WHAT YOU NEED TO DO — Please reproduce the data in its entirety, word for word.

Web page and app entries —
###

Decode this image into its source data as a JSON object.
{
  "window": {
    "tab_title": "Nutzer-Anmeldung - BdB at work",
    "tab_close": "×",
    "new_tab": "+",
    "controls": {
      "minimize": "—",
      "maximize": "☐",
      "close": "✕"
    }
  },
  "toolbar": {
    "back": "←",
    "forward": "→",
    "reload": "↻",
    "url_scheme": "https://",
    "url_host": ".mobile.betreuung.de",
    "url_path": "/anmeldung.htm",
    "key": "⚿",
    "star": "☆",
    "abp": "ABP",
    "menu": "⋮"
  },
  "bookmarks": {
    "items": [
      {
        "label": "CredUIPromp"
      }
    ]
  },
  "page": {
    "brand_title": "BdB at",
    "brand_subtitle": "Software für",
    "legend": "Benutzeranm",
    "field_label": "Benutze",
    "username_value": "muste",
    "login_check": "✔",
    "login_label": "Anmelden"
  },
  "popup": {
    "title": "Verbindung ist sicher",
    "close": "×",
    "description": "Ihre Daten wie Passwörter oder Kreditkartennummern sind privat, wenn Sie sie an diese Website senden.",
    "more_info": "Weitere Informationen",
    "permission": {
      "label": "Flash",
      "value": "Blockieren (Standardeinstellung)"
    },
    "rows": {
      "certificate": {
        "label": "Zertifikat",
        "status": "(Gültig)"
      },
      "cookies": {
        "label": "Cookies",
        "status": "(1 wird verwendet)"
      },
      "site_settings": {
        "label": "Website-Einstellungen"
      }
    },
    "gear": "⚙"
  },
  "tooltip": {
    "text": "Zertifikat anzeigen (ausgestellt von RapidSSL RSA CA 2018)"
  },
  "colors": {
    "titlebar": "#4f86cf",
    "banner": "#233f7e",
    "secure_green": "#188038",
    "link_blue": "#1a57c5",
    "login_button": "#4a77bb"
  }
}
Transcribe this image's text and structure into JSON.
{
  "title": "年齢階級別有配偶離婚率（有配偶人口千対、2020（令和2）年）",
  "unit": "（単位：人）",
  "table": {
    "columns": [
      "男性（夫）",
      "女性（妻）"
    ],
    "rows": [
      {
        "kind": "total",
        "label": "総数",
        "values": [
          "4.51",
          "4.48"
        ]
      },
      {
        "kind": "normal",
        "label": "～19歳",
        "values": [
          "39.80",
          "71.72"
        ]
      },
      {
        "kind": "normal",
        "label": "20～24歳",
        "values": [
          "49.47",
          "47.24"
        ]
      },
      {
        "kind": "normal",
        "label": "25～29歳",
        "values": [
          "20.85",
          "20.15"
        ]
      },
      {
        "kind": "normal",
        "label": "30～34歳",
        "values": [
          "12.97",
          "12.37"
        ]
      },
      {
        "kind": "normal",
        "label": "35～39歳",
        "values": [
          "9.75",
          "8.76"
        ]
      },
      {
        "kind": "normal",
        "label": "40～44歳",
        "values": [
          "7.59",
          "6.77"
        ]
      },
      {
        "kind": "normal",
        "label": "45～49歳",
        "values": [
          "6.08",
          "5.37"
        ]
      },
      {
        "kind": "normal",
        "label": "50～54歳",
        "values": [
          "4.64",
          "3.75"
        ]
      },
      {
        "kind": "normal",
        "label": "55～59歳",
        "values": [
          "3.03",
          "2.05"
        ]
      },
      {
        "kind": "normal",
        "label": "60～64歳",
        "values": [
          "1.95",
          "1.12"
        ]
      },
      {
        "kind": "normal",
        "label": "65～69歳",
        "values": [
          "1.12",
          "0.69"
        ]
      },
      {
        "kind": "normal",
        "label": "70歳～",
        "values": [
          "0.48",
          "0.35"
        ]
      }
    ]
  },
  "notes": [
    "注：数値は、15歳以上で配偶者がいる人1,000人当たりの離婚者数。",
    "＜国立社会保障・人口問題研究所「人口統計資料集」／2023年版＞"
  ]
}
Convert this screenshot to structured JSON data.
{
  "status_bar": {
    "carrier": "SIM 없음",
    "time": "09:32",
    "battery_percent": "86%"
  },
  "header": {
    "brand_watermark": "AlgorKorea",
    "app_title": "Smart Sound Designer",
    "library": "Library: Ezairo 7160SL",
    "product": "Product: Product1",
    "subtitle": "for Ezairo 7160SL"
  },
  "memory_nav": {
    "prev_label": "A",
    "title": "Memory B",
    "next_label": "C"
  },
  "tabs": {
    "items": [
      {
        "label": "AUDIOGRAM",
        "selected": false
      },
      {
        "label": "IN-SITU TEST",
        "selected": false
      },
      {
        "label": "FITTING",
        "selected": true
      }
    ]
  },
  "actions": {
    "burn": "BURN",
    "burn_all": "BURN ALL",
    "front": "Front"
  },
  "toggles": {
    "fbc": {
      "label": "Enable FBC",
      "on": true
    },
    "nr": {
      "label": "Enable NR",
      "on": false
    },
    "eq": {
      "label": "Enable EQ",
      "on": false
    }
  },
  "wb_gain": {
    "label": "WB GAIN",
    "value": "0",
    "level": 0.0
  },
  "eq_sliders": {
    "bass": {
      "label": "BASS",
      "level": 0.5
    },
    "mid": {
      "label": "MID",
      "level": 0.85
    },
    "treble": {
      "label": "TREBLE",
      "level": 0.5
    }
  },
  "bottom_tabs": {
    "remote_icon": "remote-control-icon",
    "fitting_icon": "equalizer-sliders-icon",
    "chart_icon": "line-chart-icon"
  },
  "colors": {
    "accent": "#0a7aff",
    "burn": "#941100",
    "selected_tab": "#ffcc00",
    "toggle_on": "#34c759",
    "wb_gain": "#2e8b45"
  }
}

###

RESPONSE FOR THIS EXERCISE —
Decode this image into its source data as a JSON object.
{
  "window": {
    "tab_title": "Nutzer-Anmeldung - BdB at work",
    "tab_close": "×",
    "new_tab": "+",
    "controls": {
      "minimize": "—",
      "maximize": "☐",
      "close": "✕"
    }
  },
  "toolbar": {
    "back": "←",
    "forward": "→",
    "reload": "↻",
    "url_scheme": "https://",
    "url_host": ".mobile.betreuung.de",
    "url_path": "/anmeldung.htm",
    "key": "⚿",
    "star": "☆",
    "abp": "ABP",
    "menu": "⋮"
  },
  "bookmarks": {
    "items": [
      {
        "label": "CredUIPromp"
      }
    ]
  },
  "page": {
    "brand_title": "BdB at",
    "brand_subtitle": "Software für",
    "legend": "Benutzeranm",
    "field_label": "Benutze",
    "username_value": "muste",
    "login_check": "✔",
    "login_label": "Anmelden"
  },
  "popup": {
    "title": "Verbindung ist sicher",
    "close": "×",
    "description": "Ihre Daten wie Passwörter oder Kreditkartennummern sind privat, wenn Sie sie an diese Website senden.",
    "more_info": "Weitere Informationen",
    "permission": {
      "label": "Flash",
      "value": "Blockieren (Standardeinstellung)"
    },
    "rows": {
      "certificate": {
        "label": "Zertifikat",
        "status": "(Gültig)"
      },
      "cookies": {
        "label": "Cookies",
        "status": "(1 wird verwendet)"
      },
      "site_settings": {
        "label": "Website-Einstellungen"
      }
    },
    "gear": "⚙"
  },
  "tooltip": {
    "text": "Zertifikat anzeigen (ausgestellt von RapidSSL RSA CA 2018)"
  },
  "colors": {
    "titlebar": "#4f86cf",
    "banner": "#233f7e",
    "secure_green": "#188038",
    "link_blue": "#1a57c5",
    "login_button": "#4a77bb"
  }
}
Transcribe this image's text and structure into JSON.
{
  "title": "年齢階級別有配偶離婚率（有配偶人口千対、2020（令和2）年）",
  "unit": "（単位：人）",
  "table": {
    "columns": [
      "男性（夫）",
      "女性（妻）"
    ],
    "rows": [
      {
        "kind": "total",
        "label": "総数",
        "values": [
          "4.51",
          "4.48"
        ]
      },
      {
        "kind": "normal",
        "label": "～19歳",
        "values": [
          "39.80",
          "71.72"
        ]
      },
      {
        "kind": "normal",
        "label": "20～24歳",
        "values": [
          "49.47",
          "47.24"
        ]
      },
      {
        "kind": "normal",
        "label": "25～29歳",
        "values": [
          "20.85",
          "20.15"
        ]
      },
      {
        "kind": "normal",
        "label": "30～34歳",
        "values": [
          "12.97",
          "12.37"
        ]
      },
      {
        "kind": "normal",
        "label": "35～39歳",
        "values": [
          "9.75",
          "8.76"
        ]
      },
      {
        "kind": "normal",
        "label": "40～44歳",
        "values": [
          "7.59",
          "6.77"
        ]
      },
      {
        "kind": "normal",
        "label": "45～49歳",
        "values": [
          "6.08",
          "5.37"
        ]
      },
      {
        "kind": "normal",
        "label": "50～54歳",
        "values": [
          "4.64",
          "3.75"
        ]
      },
      {
        "kind": "normal",
        "label": "55～59歳",
        "values": [
          "3.03",
          "2.05"
        ]
      },
      {
        "kind": "normal",
        "label": "60～64歳",
        "values": [
          "1.95",
          "1.12"
        ]
      },
      {
        "kind": "normal",
        "label": "65～69歳",
        "values": [
          "1.12",
          "0.69"
        ]
      },
      {
        "kind": "normal",
        "label": "70歳～",
        "values": [
          "0.48",
          "0.35"
        ]
      }
    ]
  },
  "notes": [
    "注：数値は、15歳以上で配偶者がいる人1,000人当たりの離婚者数。",
    "＜国立社会保障・人口問題研究所「人口統計資料集」／2023年版＞"
  ]
}
Convert this screenshot to structured JSON data.
{
  "status_bar": {
    "carrier": "SIM 없음",
    "time": "09:32",
    "battery_percent": "86%"
  },
  "header": {
    "brand_watermark": "AlgorKorea",
    "app_title": "Smart Sound Designer",
    "library": "Library: Ezairo 7160SL",
    "product": "Product: Product1",
    "subtitle": "for Ezairo 7160SL"
  },
  "memory_nav": {
    "prev_label": "A",
    "title": "Memory B",
    "next_label": "C"
  },
  "tabs": {
    "items": [
      {
        "label": "AUDIOGRAM",
        "selected": false
      },
      {
        "label": "IN-SITU TEST",
        "selected": false
      },
      {
        "label": "FITTING",
        "selected": true
      }
    ]
  },
  "actions": {
    "burn": "BURN",
    "burn_all": "BURN ALL",
    "front": "Front"
  },
  "toggles": {
    "fbc": {
      "label": "Enable FBC",
      "on": true
    },
    "nr": {
      "label": "Enable NR",
      "on": false
    },
    "eq": {
      "label": "Enable EQ",
      "on": false
    }
  },
  "wb_gain": {
    "label": "WB GAIN",
    "value": "0",
    "level": 0.0
  },
  "eq_sliders": {
    "bass": {
      "label": "BASS",
      "level": 0.5
    },
    "mid": {
      "label": "MID",
      "level": 0.85
    },
    "treble": {
      "label": "TREBLE",
      "level": 0.5
    }
  },
  "bottom_tabs": {
    "remote_icon": "remote-control-icon",
    "fitting_icon": "equalizer-sliders-icon",
    "chart_icon": "line-chart-icon"
  },
  "colors": {
    "accent": "#0a7aff",
    "burn": "#941100",
    "selected_tab": "#ffcc00",
    "toggle_on": "#34c759",
    "wb_gain": "#2e8b45"
  }
}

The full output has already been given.